Consider the entries given below. Count the lines that include "chevron" and give only the count.

Extracted material below:

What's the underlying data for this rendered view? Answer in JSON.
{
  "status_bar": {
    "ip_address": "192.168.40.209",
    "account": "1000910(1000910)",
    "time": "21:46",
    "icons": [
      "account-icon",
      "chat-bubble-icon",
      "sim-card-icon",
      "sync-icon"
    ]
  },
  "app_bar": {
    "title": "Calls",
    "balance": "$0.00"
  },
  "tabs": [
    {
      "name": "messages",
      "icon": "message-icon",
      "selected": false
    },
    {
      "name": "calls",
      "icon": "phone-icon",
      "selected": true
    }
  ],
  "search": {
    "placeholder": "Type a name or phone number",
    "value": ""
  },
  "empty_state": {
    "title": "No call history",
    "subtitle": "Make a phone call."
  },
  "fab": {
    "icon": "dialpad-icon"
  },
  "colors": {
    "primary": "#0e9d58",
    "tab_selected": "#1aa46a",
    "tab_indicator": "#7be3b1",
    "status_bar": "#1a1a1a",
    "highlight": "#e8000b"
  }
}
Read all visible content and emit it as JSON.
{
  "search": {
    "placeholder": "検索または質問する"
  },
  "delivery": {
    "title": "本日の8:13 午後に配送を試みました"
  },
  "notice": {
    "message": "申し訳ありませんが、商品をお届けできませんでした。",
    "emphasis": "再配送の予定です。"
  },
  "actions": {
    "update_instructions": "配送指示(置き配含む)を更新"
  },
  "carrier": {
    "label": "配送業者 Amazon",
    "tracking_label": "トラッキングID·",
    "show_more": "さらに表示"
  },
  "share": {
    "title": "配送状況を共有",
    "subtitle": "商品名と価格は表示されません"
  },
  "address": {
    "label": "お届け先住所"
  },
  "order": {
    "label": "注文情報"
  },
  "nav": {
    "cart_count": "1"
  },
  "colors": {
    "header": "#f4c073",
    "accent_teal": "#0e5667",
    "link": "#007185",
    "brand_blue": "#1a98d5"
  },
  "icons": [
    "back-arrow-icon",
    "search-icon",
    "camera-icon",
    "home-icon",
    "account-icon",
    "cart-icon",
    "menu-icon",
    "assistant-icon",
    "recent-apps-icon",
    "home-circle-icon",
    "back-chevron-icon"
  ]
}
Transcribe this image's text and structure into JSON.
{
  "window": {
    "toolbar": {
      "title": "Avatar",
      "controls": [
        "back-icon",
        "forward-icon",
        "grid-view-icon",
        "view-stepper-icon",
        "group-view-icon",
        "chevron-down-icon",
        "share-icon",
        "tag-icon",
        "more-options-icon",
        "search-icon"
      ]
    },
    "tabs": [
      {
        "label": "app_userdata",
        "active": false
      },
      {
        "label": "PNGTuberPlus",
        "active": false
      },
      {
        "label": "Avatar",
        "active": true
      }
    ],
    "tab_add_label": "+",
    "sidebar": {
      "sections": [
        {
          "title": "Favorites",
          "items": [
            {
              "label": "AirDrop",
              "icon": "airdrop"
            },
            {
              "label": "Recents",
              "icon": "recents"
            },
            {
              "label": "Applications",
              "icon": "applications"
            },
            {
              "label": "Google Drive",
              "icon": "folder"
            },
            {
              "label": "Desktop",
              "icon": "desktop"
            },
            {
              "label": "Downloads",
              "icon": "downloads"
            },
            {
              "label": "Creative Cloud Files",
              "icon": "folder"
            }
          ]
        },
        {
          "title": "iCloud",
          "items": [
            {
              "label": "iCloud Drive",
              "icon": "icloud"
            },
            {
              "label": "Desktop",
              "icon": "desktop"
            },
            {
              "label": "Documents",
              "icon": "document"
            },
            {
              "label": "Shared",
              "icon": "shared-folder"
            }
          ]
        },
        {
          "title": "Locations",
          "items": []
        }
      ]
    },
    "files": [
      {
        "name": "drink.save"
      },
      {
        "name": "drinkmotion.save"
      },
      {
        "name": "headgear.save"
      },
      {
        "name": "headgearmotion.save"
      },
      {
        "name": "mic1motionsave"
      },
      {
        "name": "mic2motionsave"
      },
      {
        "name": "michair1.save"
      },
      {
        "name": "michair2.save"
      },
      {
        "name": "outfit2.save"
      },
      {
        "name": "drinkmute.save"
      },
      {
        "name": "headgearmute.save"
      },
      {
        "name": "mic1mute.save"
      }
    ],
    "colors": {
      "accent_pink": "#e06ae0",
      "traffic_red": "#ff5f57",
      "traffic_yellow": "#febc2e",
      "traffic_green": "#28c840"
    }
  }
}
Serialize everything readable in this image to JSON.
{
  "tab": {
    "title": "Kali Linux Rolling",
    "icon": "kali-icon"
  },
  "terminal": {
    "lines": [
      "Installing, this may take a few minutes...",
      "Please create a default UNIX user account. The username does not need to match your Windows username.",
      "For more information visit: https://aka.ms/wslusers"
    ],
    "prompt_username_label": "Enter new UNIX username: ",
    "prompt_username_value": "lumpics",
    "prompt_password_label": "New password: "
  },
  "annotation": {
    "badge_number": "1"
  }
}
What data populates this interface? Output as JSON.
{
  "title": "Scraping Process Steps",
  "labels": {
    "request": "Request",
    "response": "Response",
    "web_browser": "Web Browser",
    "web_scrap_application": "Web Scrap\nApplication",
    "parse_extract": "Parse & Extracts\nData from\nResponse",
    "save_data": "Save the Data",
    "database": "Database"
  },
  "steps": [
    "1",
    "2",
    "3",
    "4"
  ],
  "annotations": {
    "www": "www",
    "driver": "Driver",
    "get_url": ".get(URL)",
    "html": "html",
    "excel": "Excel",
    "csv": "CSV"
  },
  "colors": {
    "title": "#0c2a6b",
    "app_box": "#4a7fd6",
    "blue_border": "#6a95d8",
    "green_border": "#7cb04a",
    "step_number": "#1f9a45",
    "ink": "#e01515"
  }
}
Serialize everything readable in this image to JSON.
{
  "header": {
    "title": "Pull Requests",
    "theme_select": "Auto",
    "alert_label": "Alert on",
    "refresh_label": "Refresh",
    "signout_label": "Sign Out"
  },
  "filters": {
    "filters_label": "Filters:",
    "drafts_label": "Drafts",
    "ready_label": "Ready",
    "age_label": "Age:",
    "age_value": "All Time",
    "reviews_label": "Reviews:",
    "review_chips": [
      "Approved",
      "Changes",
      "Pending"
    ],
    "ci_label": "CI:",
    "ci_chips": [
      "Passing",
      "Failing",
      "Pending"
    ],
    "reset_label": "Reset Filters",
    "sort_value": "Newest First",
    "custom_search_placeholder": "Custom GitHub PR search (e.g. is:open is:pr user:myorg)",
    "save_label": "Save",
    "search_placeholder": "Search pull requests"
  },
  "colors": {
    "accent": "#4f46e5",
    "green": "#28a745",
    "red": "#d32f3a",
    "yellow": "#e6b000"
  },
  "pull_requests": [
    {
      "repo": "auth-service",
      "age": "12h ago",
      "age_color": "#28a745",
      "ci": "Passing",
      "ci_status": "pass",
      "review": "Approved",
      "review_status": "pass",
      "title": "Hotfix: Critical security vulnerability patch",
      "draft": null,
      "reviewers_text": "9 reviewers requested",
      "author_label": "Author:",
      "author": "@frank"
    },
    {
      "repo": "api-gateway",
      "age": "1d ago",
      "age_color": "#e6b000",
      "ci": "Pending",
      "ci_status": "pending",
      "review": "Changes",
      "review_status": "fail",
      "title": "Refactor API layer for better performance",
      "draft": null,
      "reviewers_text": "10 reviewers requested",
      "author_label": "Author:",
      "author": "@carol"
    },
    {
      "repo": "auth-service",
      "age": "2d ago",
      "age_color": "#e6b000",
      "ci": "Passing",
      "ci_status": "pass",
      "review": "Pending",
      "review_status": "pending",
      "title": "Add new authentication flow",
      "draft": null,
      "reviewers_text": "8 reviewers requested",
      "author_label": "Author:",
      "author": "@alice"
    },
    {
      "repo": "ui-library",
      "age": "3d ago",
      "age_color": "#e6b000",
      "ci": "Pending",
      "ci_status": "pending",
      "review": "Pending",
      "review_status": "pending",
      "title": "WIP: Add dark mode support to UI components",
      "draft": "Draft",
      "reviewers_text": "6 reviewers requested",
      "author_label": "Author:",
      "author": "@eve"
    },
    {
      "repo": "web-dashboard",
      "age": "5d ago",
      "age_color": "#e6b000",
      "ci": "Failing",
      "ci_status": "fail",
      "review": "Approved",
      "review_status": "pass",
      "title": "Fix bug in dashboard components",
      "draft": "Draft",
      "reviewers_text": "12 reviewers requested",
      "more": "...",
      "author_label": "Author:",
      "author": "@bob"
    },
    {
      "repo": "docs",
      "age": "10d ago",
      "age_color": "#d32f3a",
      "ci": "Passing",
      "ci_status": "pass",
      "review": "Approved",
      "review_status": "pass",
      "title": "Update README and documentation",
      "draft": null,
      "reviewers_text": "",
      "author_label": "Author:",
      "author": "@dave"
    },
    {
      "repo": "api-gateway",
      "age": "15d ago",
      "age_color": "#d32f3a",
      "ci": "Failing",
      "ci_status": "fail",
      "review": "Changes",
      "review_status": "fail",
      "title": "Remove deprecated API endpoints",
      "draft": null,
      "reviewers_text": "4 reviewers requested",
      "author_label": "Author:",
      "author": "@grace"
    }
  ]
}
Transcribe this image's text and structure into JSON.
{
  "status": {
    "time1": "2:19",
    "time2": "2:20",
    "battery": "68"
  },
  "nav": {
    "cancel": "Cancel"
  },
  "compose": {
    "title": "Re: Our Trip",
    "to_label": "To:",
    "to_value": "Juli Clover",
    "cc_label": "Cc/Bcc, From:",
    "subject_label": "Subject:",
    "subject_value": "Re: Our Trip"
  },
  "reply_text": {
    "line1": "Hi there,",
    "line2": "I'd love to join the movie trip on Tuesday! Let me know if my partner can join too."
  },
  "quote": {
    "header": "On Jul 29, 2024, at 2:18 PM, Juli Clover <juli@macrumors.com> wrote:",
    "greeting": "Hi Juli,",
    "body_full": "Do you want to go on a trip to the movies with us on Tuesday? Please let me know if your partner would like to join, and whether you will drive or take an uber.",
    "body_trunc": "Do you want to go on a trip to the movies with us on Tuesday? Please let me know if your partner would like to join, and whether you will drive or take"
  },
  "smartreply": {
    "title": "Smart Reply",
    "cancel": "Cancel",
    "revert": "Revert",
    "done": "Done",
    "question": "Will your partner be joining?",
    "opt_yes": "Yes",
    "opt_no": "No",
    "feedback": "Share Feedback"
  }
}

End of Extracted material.

» **Result for this exercise**
2